Desta, who now lives in London, just returned from Ethiopia after a prolonged family visit in the region and was able to talk to us more about inequalities in Duna Sadicho, specifically addressing the problems that girls face in the region. He is very worried about gender inequality at Duna Sadicho School, and quickly points out the number of girls drops even lower at the secondary school level as girls are unable to pass the required national exam to continue their education.

Delta explains:

“Many girls in the region face challenges of gender inequality that exclude them from school. Extreme household poverty, walking distance to school, inadequate school resources, lack of sanitation facilities, child labor and marriage, and female genital cutting are among obstacles that prevent girls from education. Lack of education means girls forced into informal labor market at an early age. They will never reach their potential to become positive forces in their communities, and remain trapped in a vicious circle of poverty.”

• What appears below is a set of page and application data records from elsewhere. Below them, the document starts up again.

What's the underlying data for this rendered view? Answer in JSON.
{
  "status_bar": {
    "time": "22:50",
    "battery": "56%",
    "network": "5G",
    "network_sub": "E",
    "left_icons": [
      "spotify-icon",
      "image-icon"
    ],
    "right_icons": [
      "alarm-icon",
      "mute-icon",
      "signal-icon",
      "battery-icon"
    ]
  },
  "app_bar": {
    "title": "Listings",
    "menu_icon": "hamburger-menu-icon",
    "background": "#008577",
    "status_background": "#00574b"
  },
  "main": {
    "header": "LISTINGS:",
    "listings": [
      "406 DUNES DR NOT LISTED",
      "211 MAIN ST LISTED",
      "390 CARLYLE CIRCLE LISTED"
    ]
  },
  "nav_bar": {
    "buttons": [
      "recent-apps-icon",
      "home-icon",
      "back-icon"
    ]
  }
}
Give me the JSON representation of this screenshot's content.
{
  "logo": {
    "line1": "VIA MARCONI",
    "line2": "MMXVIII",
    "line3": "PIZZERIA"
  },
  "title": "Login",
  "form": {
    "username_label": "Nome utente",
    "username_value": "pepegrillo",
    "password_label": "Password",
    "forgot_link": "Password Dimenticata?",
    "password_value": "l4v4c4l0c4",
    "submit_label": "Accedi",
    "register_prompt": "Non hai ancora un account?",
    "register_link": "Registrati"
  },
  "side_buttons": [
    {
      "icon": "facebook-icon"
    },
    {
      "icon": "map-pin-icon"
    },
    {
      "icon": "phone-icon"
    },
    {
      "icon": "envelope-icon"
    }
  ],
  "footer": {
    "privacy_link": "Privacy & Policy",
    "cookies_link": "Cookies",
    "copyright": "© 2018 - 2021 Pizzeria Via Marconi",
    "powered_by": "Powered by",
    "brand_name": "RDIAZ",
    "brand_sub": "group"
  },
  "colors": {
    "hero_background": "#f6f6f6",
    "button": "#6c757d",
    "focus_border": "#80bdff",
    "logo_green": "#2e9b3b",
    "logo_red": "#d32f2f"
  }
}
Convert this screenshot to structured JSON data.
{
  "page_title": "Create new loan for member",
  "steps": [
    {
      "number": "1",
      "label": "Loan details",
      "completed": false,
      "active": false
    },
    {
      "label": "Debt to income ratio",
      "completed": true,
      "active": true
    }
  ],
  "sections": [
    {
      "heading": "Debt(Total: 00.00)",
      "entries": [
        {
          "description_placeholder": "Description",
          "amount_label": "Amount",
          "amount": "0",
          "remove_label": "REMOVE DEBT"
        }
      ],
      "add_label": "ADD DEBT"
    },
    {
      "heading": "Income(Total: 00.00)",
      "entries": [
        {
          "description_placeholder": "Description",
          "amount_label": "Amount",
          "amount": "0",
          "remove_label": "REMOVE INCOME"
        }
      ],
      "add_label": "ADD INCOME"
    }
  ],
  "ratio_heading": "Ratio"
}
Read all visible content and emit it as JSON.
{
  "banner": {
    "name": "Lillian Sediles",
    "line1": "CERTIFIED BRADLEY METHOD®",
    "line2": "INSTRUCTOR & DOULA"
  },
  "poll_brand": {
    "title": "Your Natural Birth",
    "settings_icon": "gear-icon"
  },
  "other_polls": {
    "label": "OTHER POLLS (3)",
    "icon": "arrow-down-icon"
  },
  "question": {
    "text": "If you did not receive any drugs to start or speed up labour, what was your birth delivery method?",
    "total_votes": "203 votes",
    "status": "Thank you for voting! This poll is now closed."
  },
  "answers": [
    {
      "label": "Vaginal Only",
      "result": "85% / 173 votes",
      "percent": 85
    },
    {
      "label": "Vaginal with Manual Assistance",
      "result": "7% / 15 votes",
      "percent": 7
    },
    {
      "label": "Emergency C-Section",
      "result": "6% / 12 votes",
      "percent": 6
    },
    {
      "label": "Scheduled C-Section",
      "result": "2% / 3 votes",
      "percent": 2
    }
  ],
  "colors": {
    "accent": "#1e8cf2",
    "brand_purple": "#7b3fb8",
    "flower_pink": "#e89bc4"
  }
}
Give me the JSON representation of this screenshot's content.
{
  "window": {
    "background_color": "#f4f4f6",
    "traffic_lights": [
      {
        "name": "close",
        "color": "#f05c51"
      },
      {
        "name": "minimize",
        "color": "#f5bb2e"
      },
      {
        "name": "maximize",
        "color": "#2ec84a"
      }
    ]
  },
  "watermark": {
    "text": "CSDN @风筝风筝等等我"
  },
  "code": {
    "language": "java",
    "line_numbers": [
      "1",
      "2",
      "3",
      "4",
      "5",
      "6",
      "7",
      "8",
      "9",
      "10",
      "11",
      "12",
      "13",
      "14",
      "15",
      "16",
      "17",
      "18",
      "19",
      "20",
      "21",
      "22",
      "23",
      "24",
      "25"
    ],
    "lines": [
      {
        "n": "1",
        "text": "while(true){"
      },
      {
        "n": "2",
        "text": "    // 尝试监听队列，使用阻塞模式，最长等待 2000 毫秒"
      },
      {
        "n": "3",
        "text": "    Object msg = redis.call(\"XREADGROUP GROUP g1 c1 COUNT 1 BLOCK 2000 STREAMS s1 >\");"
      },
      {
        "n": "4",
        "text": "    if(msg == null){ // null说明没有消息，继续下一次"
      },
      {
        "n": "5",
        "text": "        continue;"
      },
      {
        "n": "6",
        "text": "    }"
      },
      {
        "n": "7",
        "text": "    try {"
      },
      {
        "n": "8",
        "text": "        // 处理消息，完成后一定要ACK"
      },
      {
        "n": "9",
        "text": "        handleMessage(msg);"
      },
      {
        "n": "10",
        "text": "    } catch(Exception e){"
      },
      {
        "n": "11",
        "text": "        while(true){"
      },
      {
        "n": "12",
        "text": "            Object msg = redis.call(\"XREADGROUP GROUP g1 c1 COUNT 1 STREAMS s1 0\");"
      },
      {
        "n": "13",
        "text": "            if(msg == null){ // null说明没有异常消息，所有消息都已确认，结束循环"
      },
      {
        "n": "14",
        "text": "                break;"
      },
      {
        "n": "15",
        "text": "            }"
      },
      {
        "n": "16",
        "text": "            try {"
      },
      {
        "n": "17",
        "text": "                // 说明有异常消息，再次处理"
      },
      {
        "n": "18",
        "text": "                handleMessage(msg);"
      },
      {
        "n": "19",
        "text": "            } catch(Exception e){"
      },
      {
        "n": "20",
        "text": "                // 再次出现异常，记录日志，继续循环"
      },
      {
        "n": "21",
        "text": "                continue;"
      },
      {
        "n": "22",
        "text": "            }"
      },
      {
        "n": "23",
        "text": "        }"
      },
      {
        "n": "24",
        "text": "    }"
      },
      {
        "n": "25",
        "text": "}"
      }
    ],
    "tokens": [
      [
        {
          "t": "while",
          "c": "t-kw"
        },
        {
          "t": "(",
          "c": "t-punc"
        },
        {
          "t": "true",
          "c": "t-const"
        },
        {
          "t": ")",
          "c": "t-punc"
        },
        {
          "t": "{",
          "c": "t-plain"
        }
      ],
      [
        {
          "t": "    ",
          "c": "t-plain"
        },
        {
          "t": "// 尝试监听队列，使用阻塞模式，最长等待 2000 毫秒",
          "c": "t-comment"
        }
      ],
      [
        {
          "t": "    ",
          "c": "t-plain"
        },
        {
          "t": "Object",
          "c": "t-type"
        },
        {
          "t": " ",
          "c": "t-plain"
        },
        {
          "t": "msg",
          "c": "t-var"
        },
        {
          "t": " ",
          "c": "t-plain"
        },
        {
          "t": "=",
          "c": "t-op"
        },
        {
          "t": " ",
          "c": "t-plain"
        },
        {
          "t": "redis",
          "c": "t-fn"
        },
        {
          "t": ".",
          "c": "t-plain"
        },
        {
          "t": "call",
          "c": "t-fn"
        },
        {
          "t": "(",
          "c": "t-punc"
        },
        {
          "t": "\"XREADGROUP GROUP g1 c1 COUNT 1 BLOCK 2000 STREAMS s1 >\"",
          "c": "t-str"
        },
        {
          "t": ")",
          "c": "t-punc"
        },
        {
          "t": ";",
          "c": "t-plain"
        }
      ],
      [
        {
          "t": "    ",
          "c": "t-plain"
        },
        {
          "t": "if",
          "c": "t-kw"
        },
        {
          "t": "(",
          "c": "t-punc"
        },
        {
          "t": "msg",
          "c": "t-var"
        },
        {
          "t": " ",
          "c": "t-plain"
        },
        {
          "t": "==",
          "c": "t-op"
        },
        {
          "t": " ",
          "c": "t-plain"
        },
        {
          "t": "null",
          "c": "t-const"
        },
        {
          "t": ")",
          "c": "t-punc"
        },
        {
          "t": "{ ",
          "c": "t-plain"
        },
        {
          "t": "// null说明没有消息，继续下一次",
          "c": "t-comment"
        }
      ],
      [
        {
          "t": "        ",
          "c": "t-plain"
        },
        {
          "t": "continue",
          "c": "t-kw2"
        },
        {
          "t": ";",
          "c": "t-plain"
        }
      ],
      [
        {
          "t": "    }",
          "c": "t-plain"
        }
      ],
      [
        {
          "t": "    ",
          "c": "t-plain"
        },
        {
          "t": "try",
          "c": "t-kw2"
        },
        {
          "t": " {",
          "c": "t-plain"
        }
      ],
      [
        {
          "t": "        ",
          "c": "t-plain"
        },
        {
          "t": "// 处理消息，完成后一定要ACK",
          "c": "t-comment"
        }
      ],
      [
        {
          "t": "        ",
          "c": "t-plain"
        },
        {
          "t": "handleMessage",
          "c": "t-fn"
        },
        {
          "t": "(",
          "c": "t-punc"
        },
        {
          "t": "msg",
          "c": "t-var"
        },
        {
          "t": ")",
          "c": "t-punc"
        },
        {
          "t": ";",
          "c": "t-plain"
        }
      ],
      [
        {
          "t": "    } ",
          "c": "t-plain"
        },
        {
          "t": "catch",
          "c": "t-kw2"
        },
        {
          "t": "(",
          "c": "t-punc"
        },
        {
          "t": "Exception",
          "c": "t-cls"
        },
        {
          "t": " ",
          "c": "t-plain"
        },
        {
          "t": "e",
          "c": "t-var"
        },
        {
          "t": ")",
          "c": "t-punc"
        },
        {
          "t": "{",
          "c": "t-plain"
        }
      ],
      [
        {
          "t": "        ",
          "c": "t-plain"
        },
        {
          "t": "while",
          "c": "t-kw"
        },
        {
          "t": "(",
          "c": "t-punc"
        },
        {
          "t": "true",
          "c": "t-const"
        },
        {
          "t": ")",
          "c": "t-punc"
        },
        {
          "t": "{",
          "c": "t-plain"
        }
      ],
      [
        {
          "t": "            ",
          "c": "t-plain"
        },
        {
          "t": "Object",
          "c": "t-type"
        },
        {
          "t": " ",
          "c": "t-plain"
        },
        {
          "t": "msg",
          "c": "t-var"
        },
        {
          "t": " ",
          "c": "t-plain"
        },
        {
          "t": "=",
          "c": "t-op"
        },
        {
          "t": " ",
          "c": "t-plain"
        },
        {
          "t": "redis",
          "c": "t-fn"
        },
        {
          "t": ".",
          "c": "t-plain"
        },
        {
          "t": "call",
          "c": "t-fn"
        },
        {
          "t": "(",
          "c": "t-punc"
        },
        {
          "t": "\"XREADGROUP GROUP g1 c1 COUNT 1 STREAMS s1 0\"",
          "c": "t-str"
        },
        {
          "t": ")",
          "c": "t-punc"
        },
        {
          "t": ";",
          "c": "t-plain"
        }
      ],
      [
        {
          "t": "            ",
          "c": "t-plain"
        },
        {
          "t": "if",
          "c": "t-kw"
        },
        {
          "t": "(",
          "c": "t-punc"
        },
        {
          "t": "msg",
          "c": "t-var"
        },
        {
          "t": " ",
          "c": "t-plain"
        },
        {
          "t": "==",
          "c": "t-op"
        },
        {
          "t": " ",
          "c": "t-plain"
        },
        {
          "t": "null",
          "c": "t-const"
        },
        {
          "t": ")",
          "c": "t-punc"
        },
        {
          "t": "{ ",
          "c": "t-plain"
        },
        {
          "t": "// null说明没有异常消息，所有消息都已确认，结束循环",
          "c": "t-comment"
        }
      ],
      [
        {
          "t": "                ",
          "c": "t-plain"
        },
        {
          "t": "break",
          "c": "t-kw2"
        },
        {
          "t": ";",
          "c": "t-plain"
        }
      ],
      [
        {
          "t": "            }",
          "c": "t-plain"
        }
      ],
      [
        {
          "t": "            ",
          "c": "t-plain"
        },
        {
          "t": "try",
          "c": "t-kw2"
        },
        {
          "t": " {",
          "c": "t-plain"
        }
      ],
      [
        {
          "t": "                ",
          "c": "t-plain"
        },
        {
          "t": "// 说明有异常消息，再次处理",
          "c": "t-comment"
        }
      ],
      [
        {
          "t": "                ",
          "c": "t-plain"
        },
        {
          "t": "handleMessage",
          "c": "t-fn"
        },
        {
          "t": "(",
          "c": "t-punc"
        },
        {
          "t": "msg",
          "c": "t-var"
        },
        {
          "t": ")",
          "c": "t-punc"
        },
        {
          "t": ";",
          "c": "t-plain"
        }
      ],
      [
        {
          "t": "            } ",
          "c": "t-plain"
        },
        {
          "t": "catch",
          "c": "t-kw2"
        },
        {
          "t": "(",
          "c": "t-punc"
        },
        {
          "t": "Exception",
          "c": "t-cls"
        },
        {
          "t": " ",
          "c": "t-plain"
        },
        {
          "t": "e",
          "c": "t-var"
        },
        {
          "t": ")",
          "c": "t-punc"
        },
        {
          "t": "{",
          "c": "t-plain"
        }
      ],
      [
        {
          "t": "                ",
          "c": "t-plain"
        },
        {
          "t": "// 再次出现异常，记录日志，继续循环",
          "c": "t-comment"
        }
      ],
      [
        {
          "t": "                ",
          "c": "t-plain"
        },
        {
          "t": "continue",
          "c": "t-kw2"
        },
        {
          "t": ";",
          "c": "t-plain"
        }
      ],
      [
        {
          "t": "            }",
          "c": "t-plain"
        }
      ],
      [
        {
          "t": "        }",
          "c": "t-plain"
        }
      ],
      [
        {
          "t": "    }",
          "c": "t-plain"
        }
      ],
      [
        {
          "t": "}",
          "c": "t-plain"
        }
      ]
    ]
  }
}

While data seems to show that gender inequality is narrowing at other area schools, the gender gaps remain a problem at Duna Sadicho. Desta feels that the gender makeup at Duna Sadicho may be largely associated with what happens in the school as well as in the community. According to Desta,

“the lower number of girls may have a direct correlation with the poor quality of resources they have in the school. It may also reflect the level of poverty and poor living standards of the community.”

Desta points out that a gender audit may be required to deepen our understanding of girls’ education in the region. But for now, one thing is very clear to Desta,

“providing basic learning resources is imperative so that girls may have an equitable chance of continuing their education.”

By providing school children with essential learning materials, Roots Ethiopia will help rectify the gender inequality at The Duna Sadicho primary school. These basic learning supplies will give girls what they need to stay in school, pass their national exams, have the opportunity to continue education, stand a chance of going to college, securing an employment and eventually becoming significant contributors to their community.

Help Ethiopia by donating to The Duna Sadicho project today! We are 40% of the way there and need your help in taking step one to rectify the gender imbalance at this rural Ethiopian School.

Roots Ethiopia is a 501(c)3 non-profit organization working in Africa, specifically helping Southern Ethiopia. Roots Ethiopia supports community identified solutions for job creation and education.